Extracted data:

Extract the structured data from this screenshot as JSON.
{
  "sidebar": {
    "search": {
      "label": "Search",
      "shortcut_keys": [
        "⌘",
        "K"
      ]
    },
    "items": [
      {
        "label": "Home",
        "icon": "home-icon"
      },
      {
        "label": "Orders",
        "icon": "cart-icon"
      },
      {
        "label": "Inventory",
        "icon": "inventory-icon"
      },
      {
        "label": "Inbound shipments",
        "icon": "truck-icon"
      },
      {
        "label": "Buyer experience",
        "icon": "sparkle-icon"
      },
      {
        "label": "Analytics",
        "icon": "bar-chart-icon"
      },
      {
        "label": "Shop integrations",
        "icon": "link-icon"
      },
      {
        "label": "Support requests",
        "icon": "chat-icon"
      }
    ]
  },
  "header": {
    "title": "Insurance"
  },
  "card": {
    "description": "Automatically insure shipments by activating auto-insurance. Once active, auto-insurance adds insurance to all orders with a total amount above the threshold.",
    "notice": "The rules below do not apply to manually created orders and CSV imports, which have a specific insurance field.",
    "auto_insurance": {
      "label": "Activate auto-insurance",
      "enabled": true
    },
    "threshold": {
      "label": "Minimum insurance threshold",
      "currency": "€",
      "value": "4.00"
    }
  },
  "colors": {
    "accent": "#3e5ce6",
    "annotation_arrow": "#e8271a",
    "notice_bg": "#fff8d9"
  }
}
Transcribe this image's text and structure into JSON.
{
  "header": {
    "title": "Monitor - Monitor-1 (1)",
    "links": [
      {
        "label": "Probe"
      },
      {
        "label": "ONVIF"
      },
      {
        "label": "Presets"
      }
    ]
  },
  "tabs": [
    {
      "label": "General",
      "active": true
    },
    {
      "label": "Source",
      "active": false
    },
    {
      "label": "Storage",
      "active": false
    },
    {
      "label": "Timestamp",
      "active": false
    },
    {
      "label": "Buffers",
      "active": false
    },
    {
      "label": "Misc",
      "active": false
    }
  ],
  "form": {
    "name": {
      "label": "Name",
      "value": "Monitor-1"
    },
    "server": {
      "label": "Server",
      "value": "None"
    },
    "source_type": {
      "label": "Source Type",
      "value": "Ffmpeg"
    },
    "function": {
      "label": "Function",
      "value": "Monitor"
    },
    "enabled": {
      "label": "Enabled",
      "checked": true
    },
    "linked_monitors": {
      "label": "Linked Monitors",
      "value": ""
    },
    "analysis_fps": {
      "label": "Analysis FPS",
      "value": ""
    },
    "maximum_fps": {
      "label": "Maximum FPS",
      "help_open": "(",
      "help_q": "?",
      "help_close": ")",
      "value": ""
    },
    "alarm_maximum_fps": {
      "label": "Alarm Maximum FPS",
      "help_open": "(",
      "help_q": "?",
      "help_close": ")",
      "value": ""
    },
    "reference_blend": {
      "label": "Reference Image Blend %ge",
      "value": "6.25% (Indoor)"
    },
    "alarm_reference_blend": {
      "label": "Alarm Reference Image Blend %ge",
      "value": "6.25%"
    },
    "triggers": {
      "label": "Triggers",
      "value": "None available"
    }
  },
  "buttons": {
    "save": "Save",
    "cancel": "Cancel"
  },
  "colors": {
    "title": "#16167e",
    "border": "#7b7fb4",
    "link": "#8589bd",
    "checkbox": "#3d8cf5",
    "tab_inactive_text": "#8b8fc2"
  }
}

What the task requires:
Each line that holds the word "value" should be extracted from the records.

Written response:
      "value": "4.00"
      "value": "Monitor-1"
      "value": "None"
      "value": "Ffmpeg"
      "value": "Monitor"
      "value": ""
      "value": ""
      "value": ""
      "value": ""
      "value": "6.25% (Indoor)"
      "value": "6.25%"
      "value": "None available"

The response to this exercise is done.